The dining program provides roughly 60 percent of the food consumed on the campus. University of California, Berkeley has a total campus population of roughly 55,000 people, including enrolled students, instructors and other staff.
Revenue generated by Cal Dining goes toward enhancing the foodservice program as well as supporting other campus activities. The program’s increase in revenue in recent years has been particularly well timed for the university, as University of California, Berkeley has seen a decline in state funding during the same time period. “We reinvest back into the campus and help make up for the loss of state funding,” LaPean notes.
Although students several years ago had expressed concern about the quality of food offered by Cal Dining, the program’s patrons today have few doubts when it comes to what’s on their plates. The program is considered one of the “greenest,” or most sustainable, in the country.
“We’ve gained a reputation of being a good steward of what we purchase, as well as of the environment,” LaPean says. “Our consumers see that as a positive, and that’s what draws people into our program. We are committed to providing healthy, delicious and sustainable foods to everyone on campus.”
Cal Dining believes in full transparency when it comes to the source of the food it serves. One of the program’s recent concepts, Brown’s Café, offers a menu of foods exclusively sourced from within 250 miles of the Berkeley campus. “We’ve always worked on providing organic and sustainable food, but now we’re focusing even more on transparency and traceability when it comes to telling people where their food is coming from,” LaPean says.
The first Brown’s Café opened in August. The concept has already proven so popular that Cal Dining is receiving requests to open more locations on campus. “Who knows – we might have our own chain someday,” he adds. Cal Dining in August also revamped Café 3, one of its dining halls, to offer kosher, halal, vegetarian and vegan meals.

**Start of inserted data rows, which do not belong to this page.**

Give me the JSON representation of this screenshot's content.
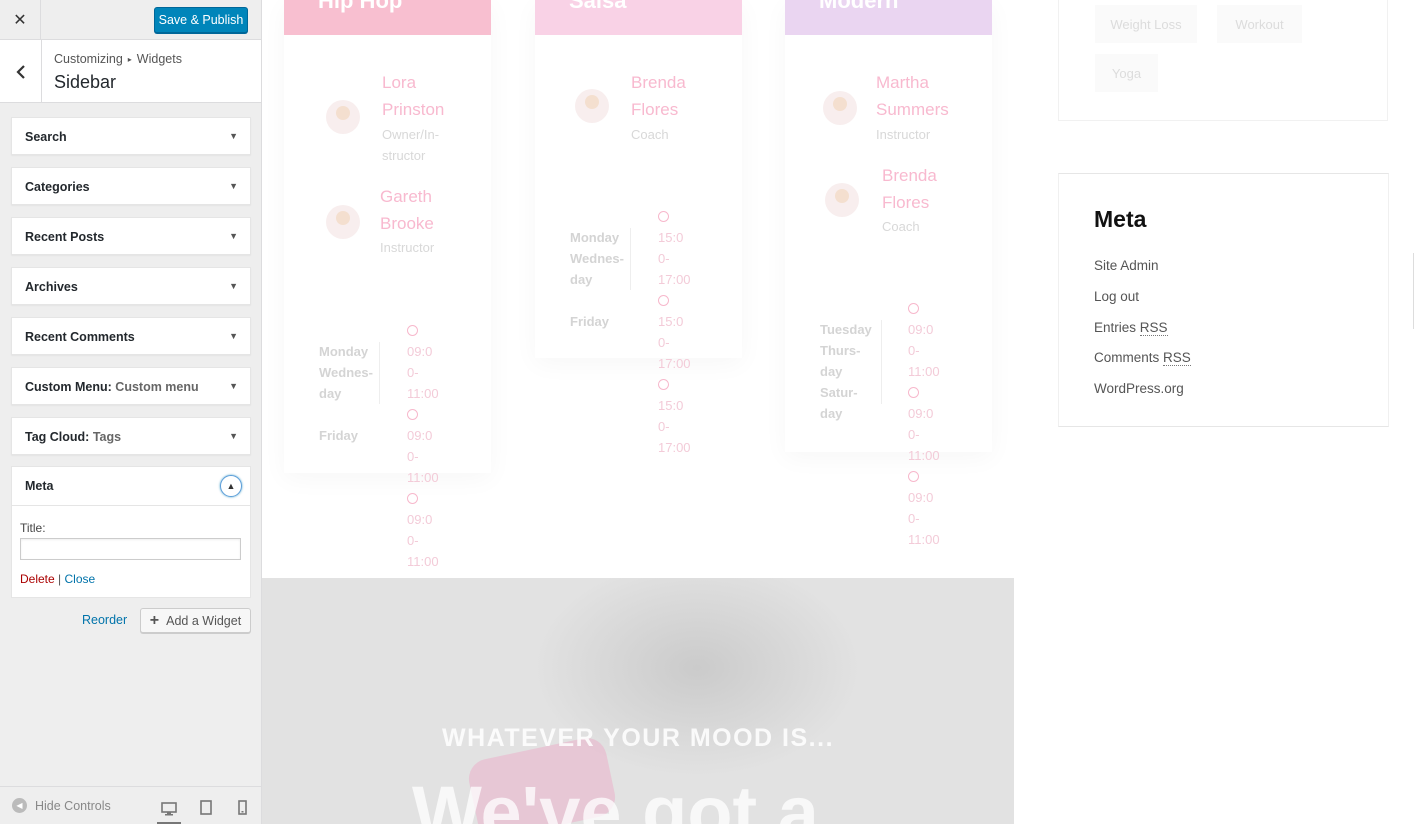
{
  "header": {
    "close_icon": "close-icon",
    "save_label": "Save & Publish"
  },
  "section": {
    "crumb_root": "Customizing",
    "crumb_child": "Widgets",
    "title": "Sidebar"
  },
  "widgets": [
    {
      "label": "Search",
      "instance": ""
    },
    {
      "label": "Categories",
      "instance": ""
    },
    {
      "label": "Recent Posts",
      "instance": ""
    },
    {
      "label": "Archives",
      "instance": ""
    },
    {
      "label": "Recent Comments",
      "instance": ""
    },
    {
      "label": "Custom Menu:",
      "instance": "Custom menu"
    },
    {
      "label": "Tag Cloud:",
      "instance": "Tags"
    }
  ],
  "meta_widget": {
    "label": "Meta",
    "title_label": "Title:",
    "title_value": "",
    "delete_label": "Delete",
    "separator": "|",
    "close_label": "Close"
  },
  "actions": {
    "reorder_label": "Reorder",
    "add_label": "Add a Widget"
  },
  "footer": {
    "hide_label": "Hide Controls"
  },
  "preview": {
    "classes": [
      {
        "name": "Hip Hop",
        "color": "#f8bfd0",
        "people": [
          {
            "first": "Lora",
            "last": "Prinston",
            "role1": "Owner/In-",
            "role2": "structor"
          },
          {
            "first": "Gareth",
            "last": "Brooke",
            "role1": "Instructor",
            "role2": ""
          }
        ],
        "days": [
          "Monday",
          "Wednes-",
          "day",
          "",
          "Friday"
        ],
        "times": [
          "09:0",
          "0-11:00",
          "09:0",
          "0-11:00",
          "09:0",
          "0-11:00"
        ]
      },
      {
        "name": "Salsa",
        "color": "#f9d2e6",
        "people": [
          {
            "first": "Brenda",
            "last": "Flores",
            "role1": "Coach",
            "role2": ""
          }
        ],
        "days": [
          "Monday",
          "Wednes-",
          "day",
          "",
          "Friday"
        ],
        "times": [
          "15:0",
          "0-17:00",
          "15:0",
          "0-17:00",
          "15:0",
          "0-17:00"
        ]
      },
      {
        "name": "Modern",
        "color": "#ead5f1",
        "people": [
          {
            "first": "Martha",
            "last": "Summers",
            "role1": "Instructor",
            "role2": ""
          },
          {
            "first": "Brenda",
            "last": "Flores",
            "role1": "Coach",
            "role2": ""
          }
        ],
        "days": [
          "Tuesday",
          "Thurs-",
          "day",
          "Satur-",
          "day"
        ],
        "times": [
          "09:0",
          "0-11:00",
          "09:0",
          "0-11:00",
          "09:0",
          "0-11:00"
        ]
      }
    ],
    "hero": {
      "tagline": "WHATEVER YOUR MOOD IS...",
      "headline": "We've got a"
    },
    "tags": [
      "Weight Loss",
      "Workout",
      "Yoga"
    ],
    "meta": {
      "heading": "Meta",
      "links": [
        "Site Admin",
        "Log out",
        "Entries",
        "Comments",
        "WordPress.org"
      ],
      "rss": "RSS"
    }
  }
}
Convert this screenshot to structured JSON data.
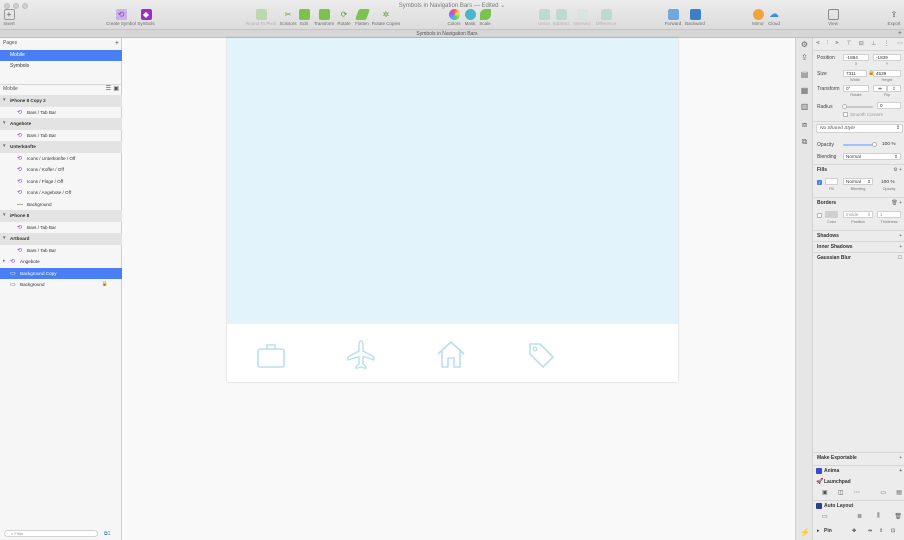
{
  "window": {
    "title": "Symbols in Navigation Bars — Edited ⌄"
  },
  "toolbar": {
    "insert": "Insert",
    "create_symbol": "Create Symbol",
    "symbols": "Symbols",
    "round_to_pixel": "Round To Pixel",
    "scissors": "Scissors",
    "edit": "Edit",
    "transform": "Transform",
    "rotate": "Rotate",
    "flatten": "Flatten",
    "rotate_copies": "Rotate Copies",
    "colors": "Colors",
    "mask": "Mask",
    "scale": "Scale",
    "union": "Union",
    "subtract": "Subtract",
    "intersect": "Intersect",
    "difference": "Difference",
    "forward": "Forward",
    "backward": "Backward",
    "mirror": "Mirror",
    "cloud": "Cloud",
    "view": "View",
    "export": "Export"
  },
  "tabbar": {
    "doc_tab": "Symbols in Navigation Bars",
    "plus": "+"
  },
  "pages": {
    "header": "Pages",
    "add": "+",
    "items": [
      {
        "label": "Mobile",
        "selected": true
      },
      {
        "label": "Symbols",
        "selected": false
      }
    ]
  },
  "layers": {
    "header": "Mobile",
    "rows": [
      {
        "label": "iPhone 8 Copy 2",
        "kind": "group"
      },
      {
        "label": "Bars / Tab Bar",
        "kind": "symbol"
      },
      {
        "label": "Angebote",
        "kind": "group"
      },
      {
        "label": "Bars / Tab Bar",
        "kind": "symbol"
      },
      {
        "label": "Unterkünfte",
        "kind": "group"
      },
      {
        "label": "Icons / Unterkünfte / Off",
        "kind": "symbol"
      },
      {
        "label": "Icons / Koffer / Off",
        "kind": "symbol"
      },
      {
        "label": "Icons / Flüge / Off",
        "kind": "symbol"
      },
      {
        "label": "Icons / Angebote / Off",
        "kind": "symbol"
      },
      {
        "label": "Background",
        "kind": "line"
      },
      {
        "label": "iPhone 8",
        "kind": "group"
      },
      {
        "label": "Bars / Tab Bar",
        "kind": "symbol"
      },
      {
        "label": "Artboard",
        "kind": "group"
      },
      {
        "label": "Bars / Tab Bar",
        "kind": "symbol"
      },
      {
        "label": "Angebote",
        "kind": "top-symbol"
      },
      {
        "label": "Background Copy",
        "kind": "top-rect",
        "selected": true
      },
      {
        "label": "Background",
        "kind": "top-rect-locked"
      }
    ],
    "filter_placeholder": "Filter",
    "filter_count": "1"
  },
  "inspector": {
    "position": {
      "label": "Position",
      "x": "-1884",
      "y": "-1839",
      "x_sub": "X",
      "y_sub": "Y"
    },
    "size": {
      "label": "Size",
      "w": "7311",
      "h": "4539",
      "w_sub": "Width",
      "h_sub": "Height"
    },
    "transform": {
      "label": "Transform",
      "rotate": "0°",
      "rotate_sub": "Rotate",
      "flip_sub": "Flip"
    },
    "radius": {
      "label": "Radius",
      "value": "0",
      "smooth": "Smooth Corners"
    },
    "shared_style": "No Shared Style",
    "opacity": {
      "label": "Opacity",
      "value": "100 %",
      "level": 1.0
    },
    "blending": {
      "label": "Blending",
      "value": "Normal"
    },
    "fills": {
      "label": "Fills",
      "blend": "Normal",
      "opacity": "100 %",
      "sub_fill": "Fill",
      "sub_blending": "Blending",
      "sub_opacity": "Opacity"
    },
    "borders": {
      "label": "Borders",
      "position": "Inside",
      "thickness": "1",
      "sub_color": "Color",
      "sub_position": "Position",
      "sub_thickness": "Thickness"
    },
    "shadows": "Shadows",
    "inner_shadows": "Inner Shadows",
    "gaussian_blur": "Gaussian Blur",
    "make_exportable": "Make Exportable",
    "plugins": {
      "anima": "Anima",
      "launchpad": "Launchpad",
      "auto_layout": "Auto Layout",
      "pin": "Pin"
    }
  },
  "colors": {
    "accent": "#4a7ef5",
    "artboard_bg": "#e2f3fb",
    "icon_stroke": "#b8dff0"
  }
}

Many of Cal Dining’s sustainability philosophies and practices are derived from its participation in three initiatives. Cal Dining is a member of the University of California System’s Global Food Initiative, which addresses “how to sustainably and nutritiously feed a world population expected to reach 8 billion by 2025,” according to the initiative.
Cal Dining is also a member of the Menus of Change University Research Collaborative and the Teaching Kitchens Collaborative, both of which are spearheaded by the Culinary Institute of America. The Menus of Change initiative is focused on transparency and local sourcing as well as “putting vegetable and fruits on the center of the plate as opposed to just making them available in a salad bar,” LaPean says.
The Teaching Kitchen Collaborative is dedicated to “making sure communities and groups can learn how to buy, cook and eat food in a better manner,” he adds.
Cal Dining’s participation in sustainability initiatives is the starting point for the program’s overall growth efforts. “We’re trying to expand in the right manner,” LaPean says. “We’re taking what we’re doing through our ongoing initiatives to move the ball toward the goal line.”
The program is teaming with other campus organizations to open teaching kitchens. In addition, Cal Dining is participating in programs meant to address the issue of food insecurity on campus. “There are a lot of student that may not be able to afford a meal plan,” he adds. “We are working to provide pantries for students and also helping students who are lacking food get the financial aid they need.”
Cal Dining continues to seek opportunities to expand its offerings to ensure not only that students are fed, but also that the university can continue to fulfill its educational mission.
“My job is to make sure that our food and service are so good, that students want to come together to eat with us, which ultimately encourages learning outside of the classroom,” LaPean says.